▶ **INFORMATION PROVIDED**
· · ·

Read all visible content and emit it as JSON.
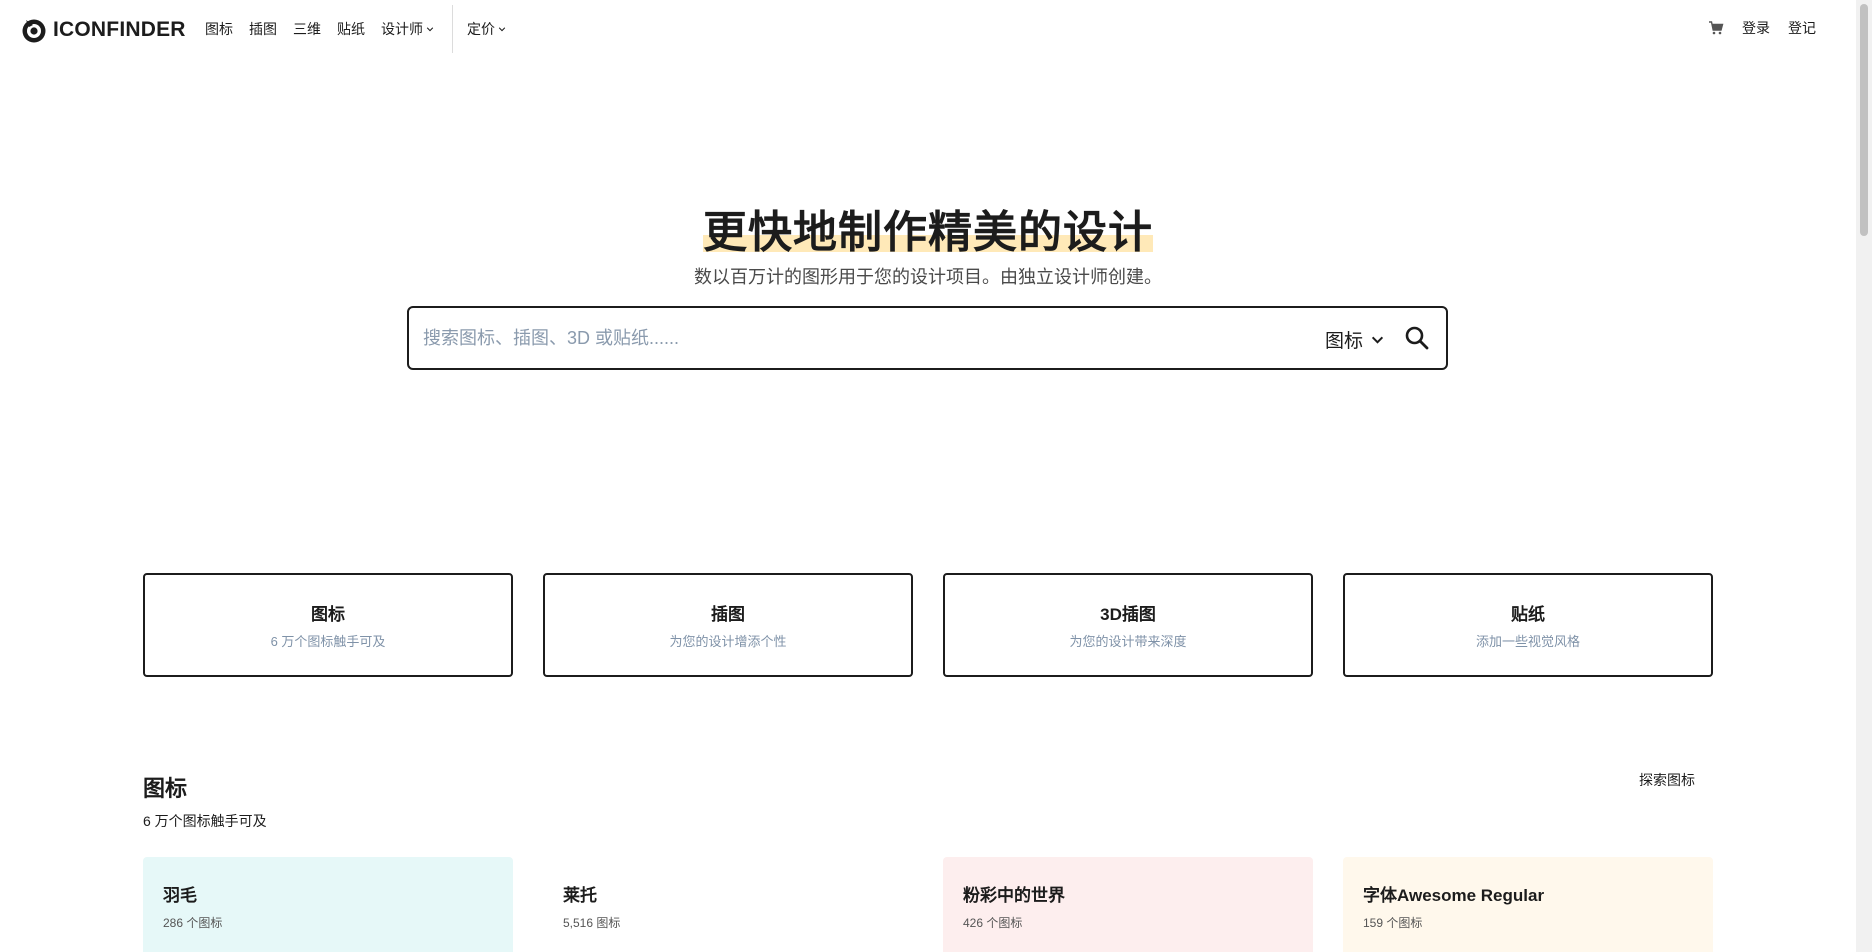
{
  "header": {
    "logo_text": "ICONFINDER",
    "nav": [
      {
        "label": "图标",
        "dropdown": false
      },
      {
        "label": "插图",
        "dropdown": false
      },
      {
        "label": "三维",
        "dropdown": false
      },
      {
        "label": "贴纸",
        "dropdown": false
      },
      {
        "label": "设计师",
        "dropdown": true
      }
    ],
    "pricing_label": "定价",
    "login_label": "登录",
    "register_label": "登记"
  },
  "hero": {
    "title": "更快地制作精美的设计",
    "subtitle": "数以百万计的图形用于您的设计项目。由独立设计师创建。",
    "search_placeholder": "搜索图标、插图、3D 或贴纸......",
    "search_value": "",
    "search_type": "图标"
  },
  "categories": [
    {
      "title": "图标",
      "subtitle": "6 万个图标触手可及"
    },
    {
      "title": "插图",
      "subtitle": "为您的设计增添个性"
    },
    {
      "title": "3D插图",
      "subtitle": "为您的设计带来深度"
    },
    {
      "title": "贴纸",
      "subtitle": "添加一些视觉风格"
    }
  ],
  "icon_section": {
    "title": "图标",
    "subtitle": "6 万个图标触手可及",
    "explore_label": "探索图标",
    "sets": [
      {
        "title": "羽毛",
        "count": "286 个图标",
        "bg": "#e6f8f8"
      },
      {
        "title": "莱托",
        "count": "5,516 图标",
        "bg": "#ffffff"
      },
      {
        "title": "粉彩中的世界",
        "count": "426 个图标",
        "bg": "#fdeeee"
      },
      {
        "title": "字体Awesome Regular",
        "count": "159 个图标",
        "bg": "#fff8ec"
      }
    ]
  },
  "colors": {
    "text": "#1c1c1c",
    "muted": "#7f92a8",
    "highlight": "#ffe9b8"
  }
}
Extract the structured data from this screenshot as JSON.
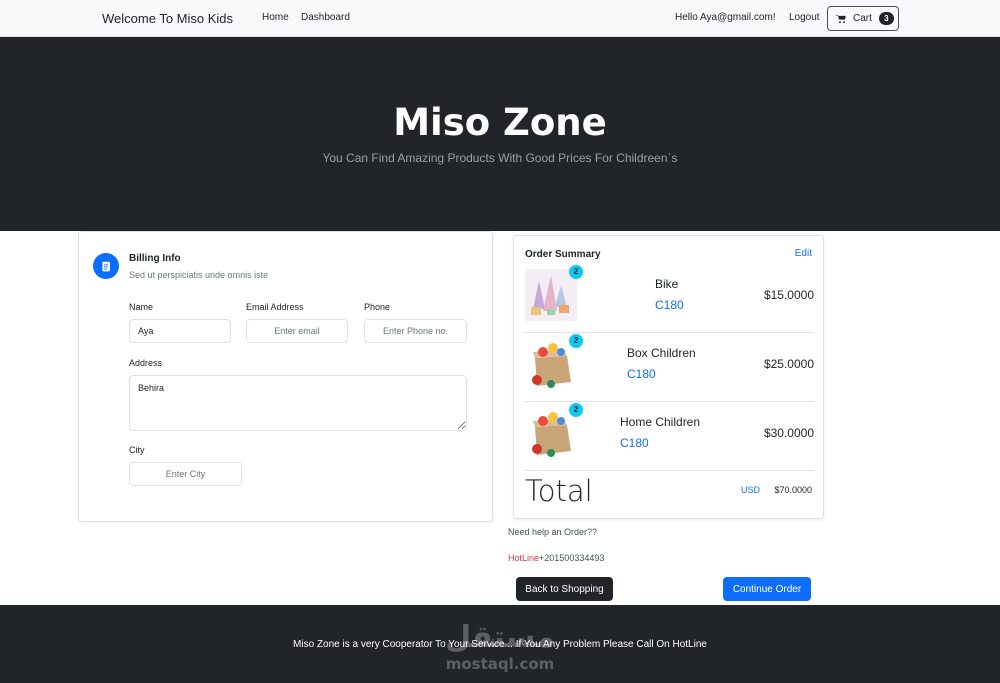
{
  "navbar": {
    "brand": "Welcome To Miso Kids",
    "links": [
      "Home",
      "Dashboard"
    ],
    "greeting": "Hello Aya@gmail.com!",
    "logout": "Logout",
    "cart_label": "Cart",
    "cart_count": "3"
  },
  "hero": {
    "title": "Miso Zone",
    "subtitle": "You Can Find Amazing Products With Good Prices For Childreen`s"
  },
  "billing": {
    "title": "Billing Info",
    "subtitle": "Sed ut perspiciatis unde omnis iste",
    "name_label": "Name",
    "name_value": "Aya",
    "email_label": "Email Address",
    "email_placeholder": "Enter email",
    "phone_label": "Phone",
    "phone_placeholder": "Enter Phone no.",
    "address_label": "Address",
    "address_value": "Behira",
    "city_label": "City",
    "city_placeholder": "Enter City"
  },
  "summary": {
    "title": "Order Summary",
    "edit": "Edit",
    "items": [
      {
        "name": "Bike",
        "code": "C180",
        "price": "$15.0000",
        "qty": "2",
        "image": "bike-toy"
      },
      {
        "name": "Box Children",
        "code": "C180",
        "price": "$25.0000",
        "qty": "2",
        "image": "toy-box"
      },
      {
        "name": "Home Children",
        "code": "C180",
        "price": "$30.0000",
        "qty": "2",
        "image": "toy-box"
      }
    ],
    "total_label": "Total",
    "currency": "USD",
    "total_value": "$70.0000"
  },
  "help": {
    "question": "Need help an Order??",
    "hotline_label": "HotLine",
    "hotline_number": "+201500334493"
  },
  "buttons": {
    "back": "Back to Shopping",
    "continue": "Continue Order"
  },
  "footer": {
    "text": "Miso Zone is a very Cooperator To Your Service .. If You Any Problem Please Call On HotLine"
  },
  "watermark": {
    "arabic": "مستقل",
    "latin": "mostaql.com"
  },
  "colors": {
    "primary": "#0d6efd",
    "dark": "#212529",
    "info": "#0dcaf0",
    "danger": "#dc3545"
  }
}
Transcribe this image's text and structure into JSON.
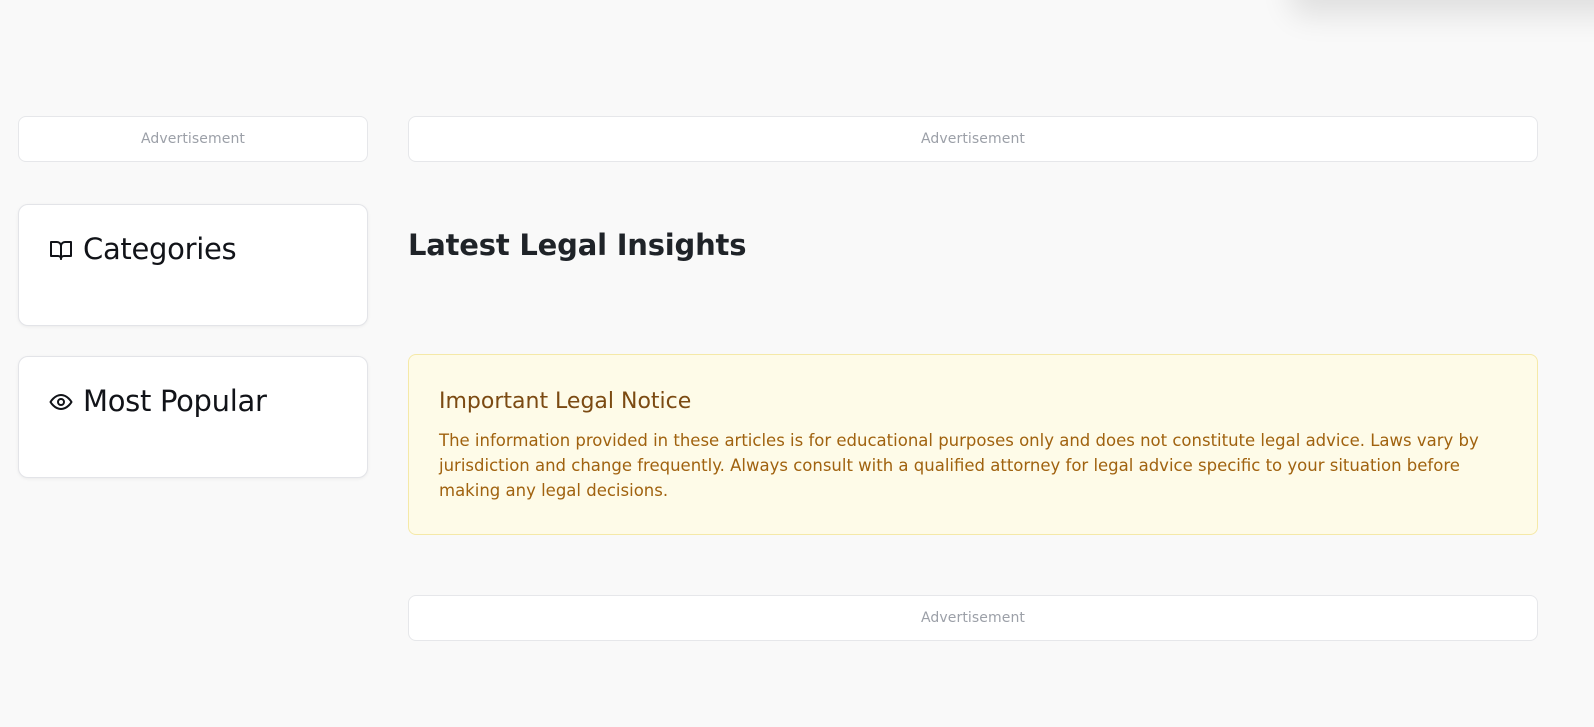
{
  "ads": {
    "sidebar_label": "Advertisement",
    "main_top_label": "Advertisement",
    "main_bottom_label": "Advertisement"
  },
  "sidebar": {
    "categories": {
      "title": "Categories",
      "icon": "book-open-icon"
    },
    "popular": {
      "title": "Most Popular",
      "icon": "eye-icon"
    }
  },
  "main": {
    "heading": "Latest Legal Insights",
    "notice": {
      "title": "Important Legal Notice",
      "text": "The information provided in these articles is for educational purposes only and does not constitute legal advice. Laws vary by jurisdiction and change frequently. Always consult with a qualified attorney for legal advice specific to your situation before making any legal decisions."
    }
  },
  "colors": {
    "notice_background": "#fefbe8",
    "notice_border": "#f5e9a8",
    "notice_title": "#7b4a12",
    "notice_text": "#a0620f"
  }
}
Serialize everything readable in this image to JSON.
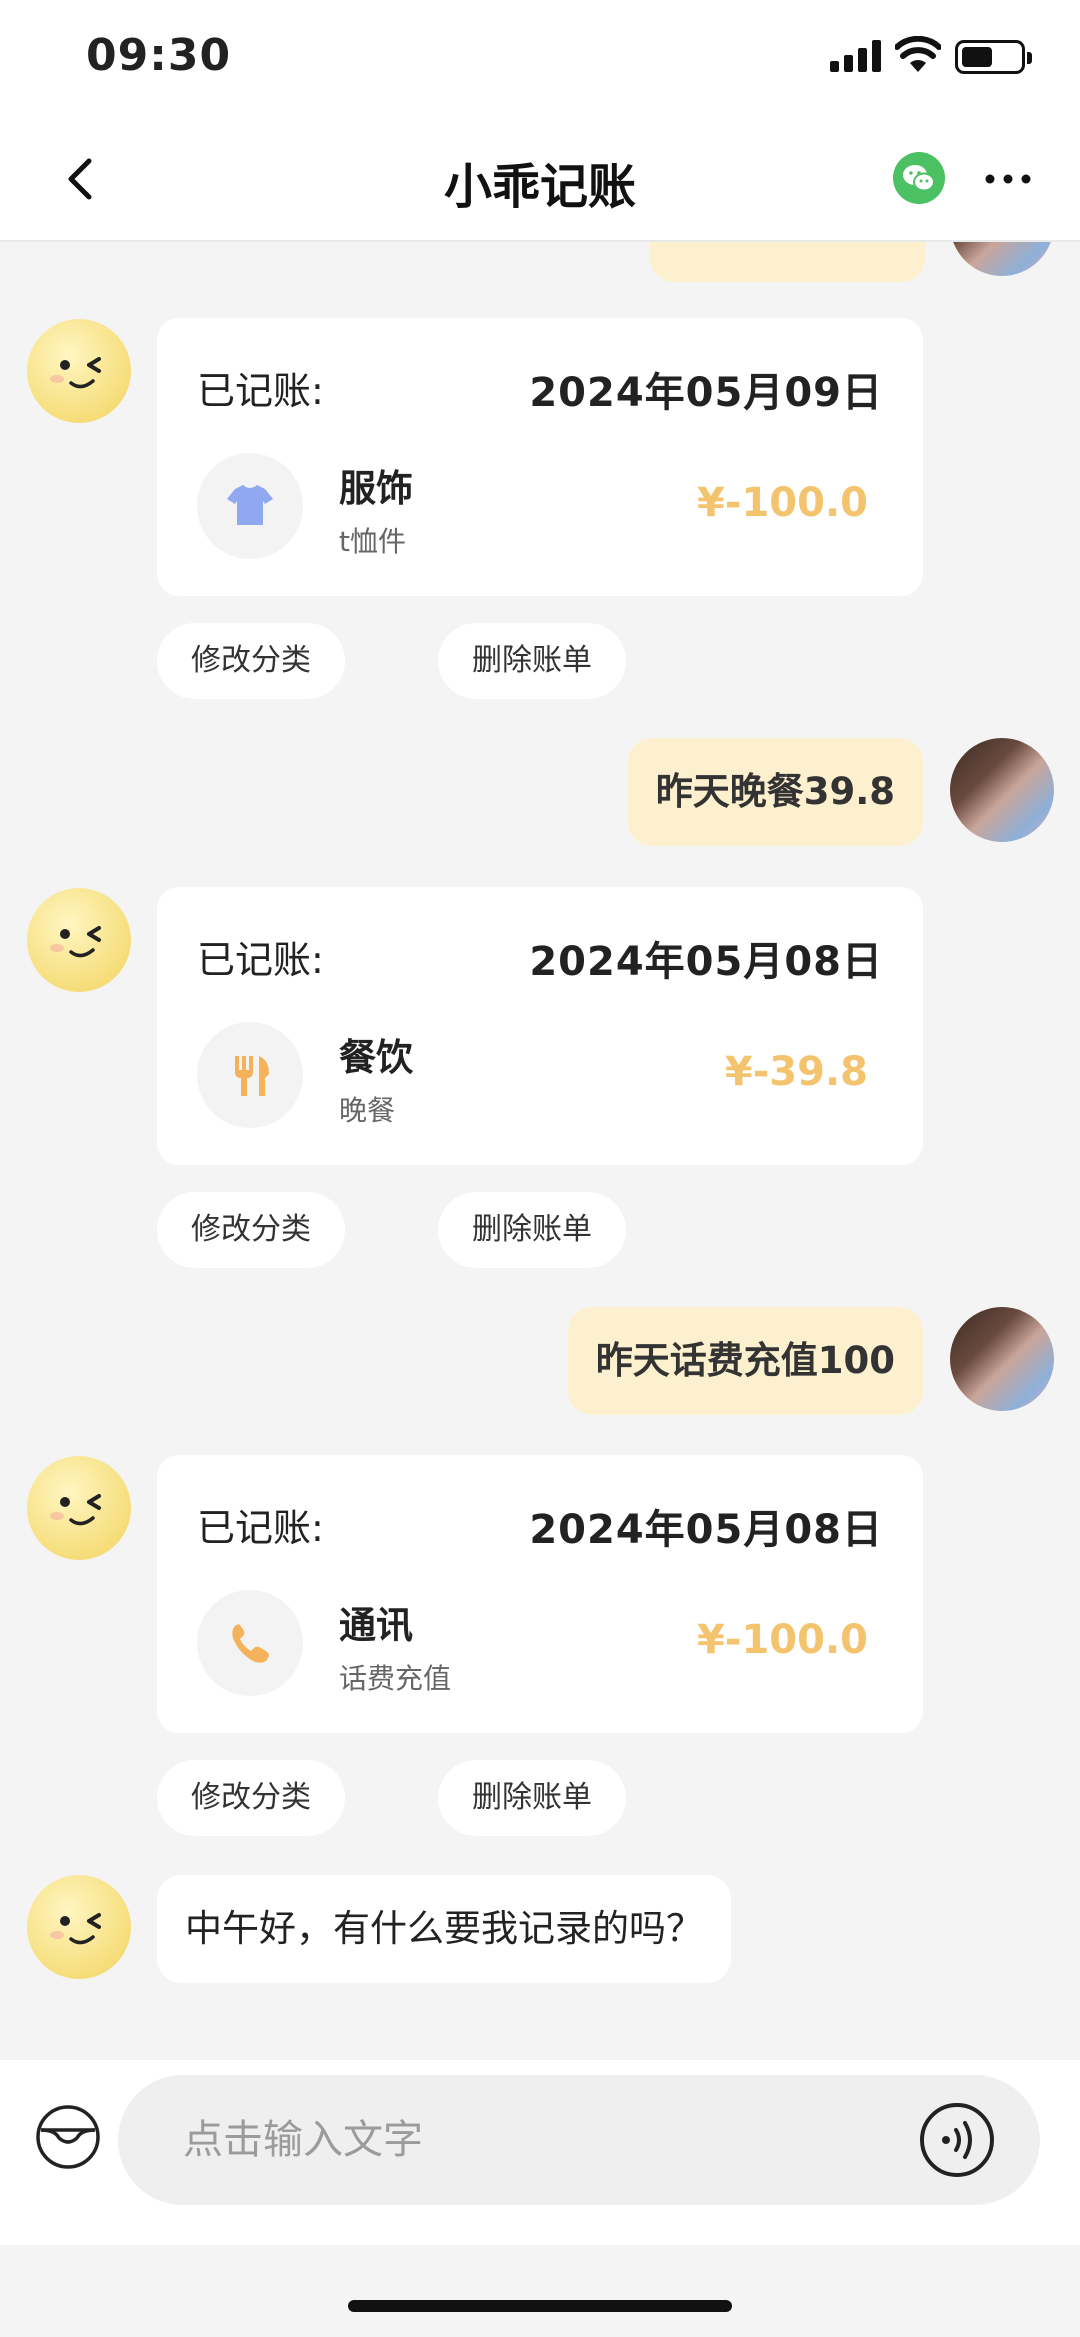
{
  "status_bar": {
    "time": "09:30"
  },
  "nav": {
    "title": "小乖记账"
  },
  "chat": {
    "records": [
      {
        "label": "已记账:",
        "date": "2024年05月09日",
        "category": "服饰",
        "note": "t恤件",
        "amount": "¥-100.0",
        "icon": "tshirt-icon"
      },
      {
        "label": "已记账:",
        "date": "2024年05月08日",
        "category": "餐饮",
        "note": "晚餐",
        "amount": "¥-39.8",
        "icon": "utensils-icon"
      },
      {
        "label": "已记账:",
        "date": "2024年05月08日",
        "category": "通讯",
        "note": "话费充值",
        "amount": "¥-100.0",
        "icon": "phone-icon"
      }
    ],
    "actions": {
      "modify": "修改分类",
      "delete": "删除账单"
    },
    "user_messages": [
      "昨天晚餐39.8",
      "昨天话费充值100"
    ],
    "bot_greeting": "中午好，有什么要我记录的吗？"
  },
  "input": {
    "placeholder": "点击输入文字"
  },
  "colors": {
    "amount": "#f4c36d",
    "user_bubble": "#fdf0cf",
    "background": "#f4f4f4"
  }
}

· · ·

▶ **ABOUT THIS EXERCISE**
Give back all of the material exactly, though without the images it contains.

▶ **SOLUTION FOR THIS EXERCISE**
Read all visible content and emit it as JSON.
{
  "header": {
    "logo_text": "ICONFINDER",
    "nav": [
      {
        "label": "图标",
        "dropdown": false
      },
      {
        "label": "插图",
        "dropdown": false
      },
      {
        "label": "三维",
        "dropdown": false
      },
      {
        "label": "贴纸",
        "dropdown": false
      },
      {
        "label": "设计师",
        "dropdown": true
      }
    ],
    "pricing_label": "定价",
    "login_label": "登录",
    "register_label": "登记"
  },
  "hero": {
    "title": "更快地制作精美的设计",
    "subtitle": "数以百万计的图形用于您的设计项目。由独立设计师创建。",
    "search_placeholder": "搜索图标、插图、3D 或贴纸......",
    "search_value": "",
    "search_type": "图标"
  },
  "categories": [
    {
      "title": "图标",
      "subtitle": "6 万个图标触手可及"
    },
    {
      "title": "插图",
      "subtitle": "为您的设计增添个性"
    },
    {
      "title": "3D插图",
      "subtitle": "为您的设计带来深度"
    },
    {
      "title": "贴纸",
      "subtitle": "添加一些视觉风格"
    }
  ],
  "icon_section": {
    "title": "图标",
    "subtitle": "6 万个图标触手可及",
    "explore_label": "探索图标",
    "sets": [
      {
        "title": "羽毛",
        "count": "286 个图标",
        "bg": "#e6f8f8"
      },
      {
        "title": "莱托",
        "count": "5,516 图标",
        "bg": "#ffffff"
      },
      {
        "title": "粉彩中的世界",
        "count": "426 个图标",
        "bg": "#fdeeee"
      },
      {
        "title": "字体Awesome Regular",
        "count": "159 个图标",
        "bg": "#fff8ec"
      }
    ]
  },
  "colors": {
    "text": "#1c1c1c",
    "muted": "#7f92a8",
    "highlight": "#ffe9b8"
  }
}
Extract the structured data from this screenshot as JSON.
{
  "navbar": {
    "brand": "Welcome To Miso Kids",
    "links": [
      "Home",
      "Dashboard"
    ],
    "greeting": "Hello Aya@gmail.com!",
    "logout": "Logout",
    "cart_label": "Cart",
    "cart_count": "3"
  },
  "hero": {
    "title": "Miso Zone",
    "subtitle": "You Can Find Amazing Products With Good Prices For Childreen`s"
  },
  "billing": {
    "title": "Billing Info",
    "subtitle": "Sed ut perspiciatis unde omnis iste",
    "name_label": "Name",
    "name_value": "Aya",
    "email_label": "Email Address",
    "email_placeholder": "Enter email",
    "phone_label": "Phone",
    "phone_placeholder": "Enter Phone no.",
    "address_label": "Address",
    "address_value": "Behira",
    "city_label": "City",
    "city_placeholder": "Enter City"
  },
  "summary": {
    "title": "Order Summary",
    "edit": "Edit",
    "items": [
      {
        "name": "Bike",
        "code": "C180",
        "price": "$15.0000",
        "qty": "2",
        "image": "bike-toy"
      },
      {
        "name": "Box Children",
        "code": "C180",
        "price": "$25.0000",
        "qty": "2",
        "image": "toy-box"
      },
      {
        "name": "Home Children",
        "code": "C180",
        "price": "$30.0000",
        "qty": "2",
        "image": "toy-box"
      }
    ],
    "total_label": "Total",
    "currency": "USD",
    "total_value": "$70.0000"
  },
  "help": {
    "question": "Need help an Order??",
    "hotline_label": "HotLine",
    "hotline_number": "+201500334493"
  },
  "buttons": {
    "back": "Back to Shopping",
    "continue": "Continue Order"
  },
  "footer": {
    "text": "Miso Zone is a very Cooperator To Your Service .. If You Any Problem Please Call On HotLine"
  },
  "watermark": {
    "arabic": "مستقل",
    "latin": "mostaql.com"
  },
  "colors": {
    "primary": "#0d6efd",
    "dark": "#212529",
    "info": "#0dcaf0",
    "danger": "#dc3545"
  }
}
Transcribe this image's text and structure into JSON.
{
  "ads": {
    "sidebar_label": "Advertisement",
    "main_top_label": "Advertisement",
    "main_bottom_label": "Advertisement"
  },
  "sidebar": {
    "categories": {
      "title": "Categories",
      "icon": "book-open-icon"
    },
    "popular": {
      "title": "Most Popular",
      "icon": "eye-icon"
    }
  },
  "main": {
    "heading": "Latest Legal Insights",
    "notice": {
      "title": "Important Legal Notice",
      "text": "The information provided in these articles is for educational purposes only and does not constitute legal advice. Laws vary by jurisdiction and change frequently. Always consult with a qualified attorney for legal advice specific to your situation before making any legal decisions."
    }
  },
  "colors": {
    "notice_background": "#fefbe8",
    "notice_border": "#f5e9a8",
    "notice_title": "#7b4a12",
    "notice_text": "#a0620f"
  }
}
Serialize everything readable in this image to JSON.
{
  "status_bar": {
    "time": "09:30"
  },
  "nav": {
    "title": "小乖记账"
  },
  "chat": {
    "records": [
      {
        "label": "已记账:",
        "date": "2024年05月09日",
        "category": "服饰",
        "note": "t恤件",
        "amount": "¥-100.0",
        "icon": "tshirt-icon"
      },
      {
        "label": "已记账:",
        "date": "2024年05月08日",
        "category": "餐饮",
        "note": "晚餐",
        "amount": "¥-39.8",
        "icon": "utensils-icon"
      },
      {
        "label": "已记账:",
        "date": "2024年05月08日",
        "category": "通讯",
        "note": "话费充值",
        "amount": "¥-100.0",
        "icon": "phone-icon"
      }
    ],
    "actions": {
      "modify": "修改分类",
      "delete": "删除账单"
    },
    "user_messages": [
      "昨天晚餐39.8",
      "昨天话费充值100"
    ],
    "bot_greeting": "中午好，有什么要我记录的吗？"
  },
  "input": {
    "placeholder": "点击输入文字"
  },
  "colors": {
    "amount": "#f4c36d",
    "user_bubble": "#fdf0cf",
    "background": "#f4f4f4"
  }
}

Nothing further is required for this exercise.